A physicians’ survey by Jackson Healthcare found that 75 percent of doctors say they order more tests, procedures and medicines than are medically necessary to avoid lawsuits. reports that doctors who were highly concerned about a malpractice lawsuit performed additional testing on twice as many headache patients as doctors who said they were less concerned. Nearly a third of back pain patients were sent for additional imaging tests by litigation fearful physicians, compared to 18 percent of patients who saw unconcerned doctors.

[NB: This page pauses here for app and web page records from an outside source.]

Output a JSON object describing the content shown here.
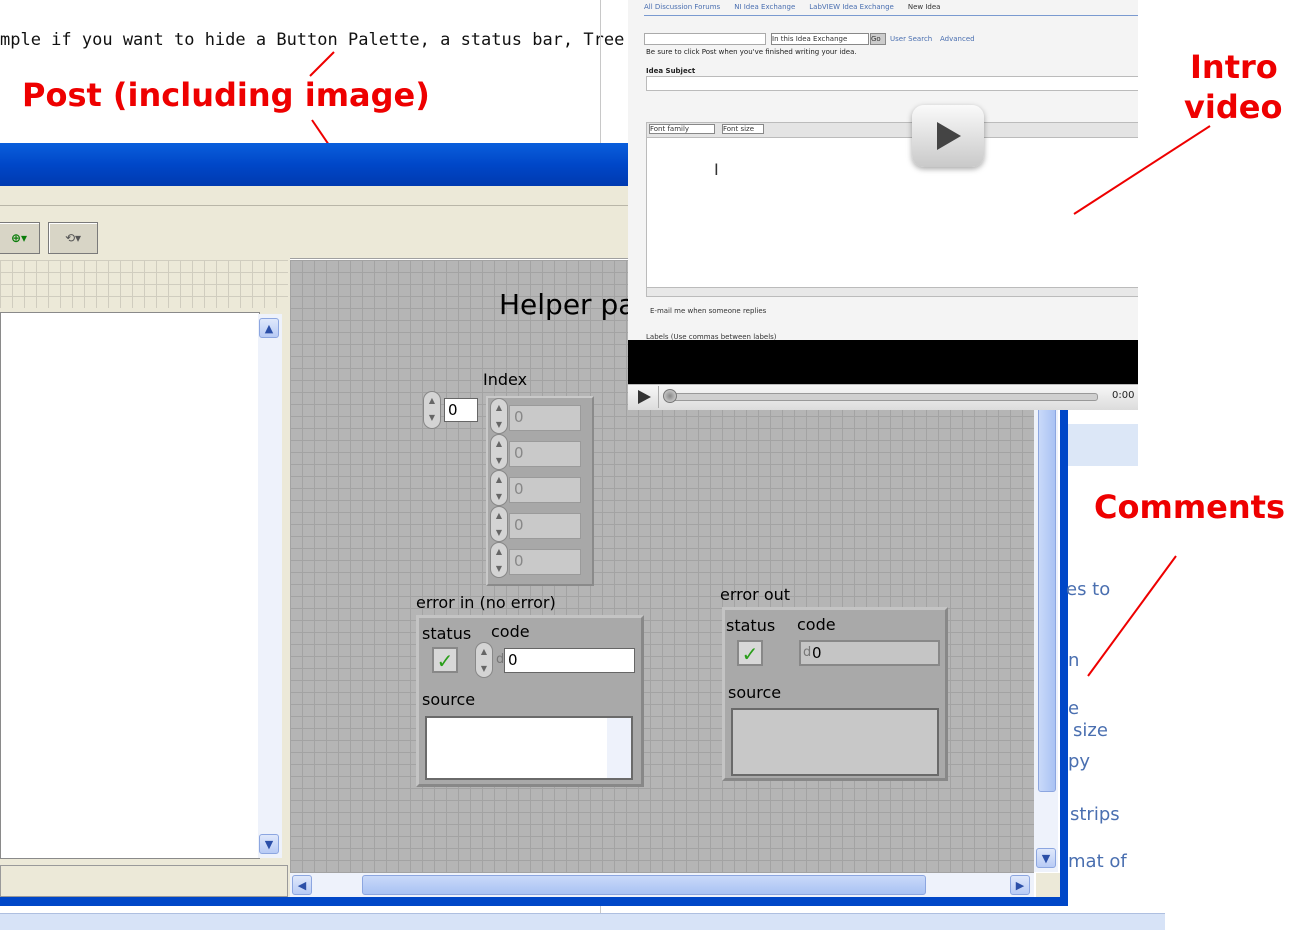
{
  "post": {
    "text": "mple if you want to hide a Button Palette, a status bar, Tree"
  },
  "annotations": {
    "post": "Post (including image)",
    "intro_line1": "Intro",
    "intro_line2": "video",
    "comments": "Comments"
  },
  "labview": {
    "panel_title": "Helper pa",
    "index_label": "Index",
    "index_value": "0",
    "array_values": [
      "0",
      "0",
      "0",
      "0",
      "0"
    ],
    "error_in": {
      "label": "error in (no error)",
      "status_label": "status",
      "code_label": "code",
      "code_prefix": "d",
      "code_value": "0",
      "source_label": "source"
    },
    "error_out": {
      "label": "error out",
      "status_label": "status",
      "code_label": "code",
      "code_prefix": "d",
      "code_value": "0",
      "source_label": "source"
    }
  },
  "video": {
    "breadcrumb": [
      "All Discussion Forums",
      "NI Idea Exchange",
      "LabVIEW Idea Exchange",
      "New Idea"
    ],
    "search_scope": "In this Idea Exchange",
    "search_go": "Go",
    "user_search": "User Search",
    "advanced": "Advanced",
    "instruction": "Be sure to click Post when you've finished writing your idea.",
    "idea_subject_label": "Idea Subject",
    "font_family": "Font family",
    "font_size": "Font size",
    "email_option": "E-mail me when someone replies",
    "labels_hint": "Labels (Use commas between labels)",
    "time": "0:00"
  },
  "comments_fragments": [
    "es to",
    "n",
    "e",
    "size",
    "py",
    "strips",
    "mat of"
  ]
}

Some say that defensive medicine is the best way to lower U.S. health care costs, but research conducted by Michelle Mello from the Harvard School of Public Health revealed that these tests added $55.6 billion — 2.4 percent of total spending — to health care costs in 2008. Other researchers find the $50 billion figure to be far too conservative. Gallup reports that as much as one in four healthcare dollars are attributed to defensive medicine spending – which amounts to $650 billion a year.

Proposed solutions to expedite medical malpractice claim process and bring down costs

Maura Calsyn from the Center for American Progress recommends creating a “safe harbor system,” where doctors who abided by a set of universal best practice guidelines would be immune from malpractice litigation.

The federal Agency for Health Care Research and Quality believes the U.S. health care system should move toward a process of “communication and resolution,” where hospitals proactively disclosed errors, apologized and offered compensation instead of waiting for patients to file claims.

In Georgia and Florida, a proposed “Patients’ Compensation System” would make it illegal to sue a doctor. Instead, administrative experts would hear medical claims in the event of patient injury. According to Forbes, “Patients’ claims would be heard more quickly and they would be compensated in a manner similar to our current legal system.”

The Forbes article goes on to explain that few patients who are harmed see compensation for their loss. Attorneys rarely take cases in which compensation is less than $500,000, according to a report by Emory University scholar Joanna Shepherd-Bailey. The writer contends that “Defensive medicine and the broken malpractice system are two of the major reasons the healthcare costs are soaring out of control.”

It could be some time before Americans see a resolution in the murky medical malpractice settlement realm, but the fact that researchers and experts are addressing the problem shows some promise for the future.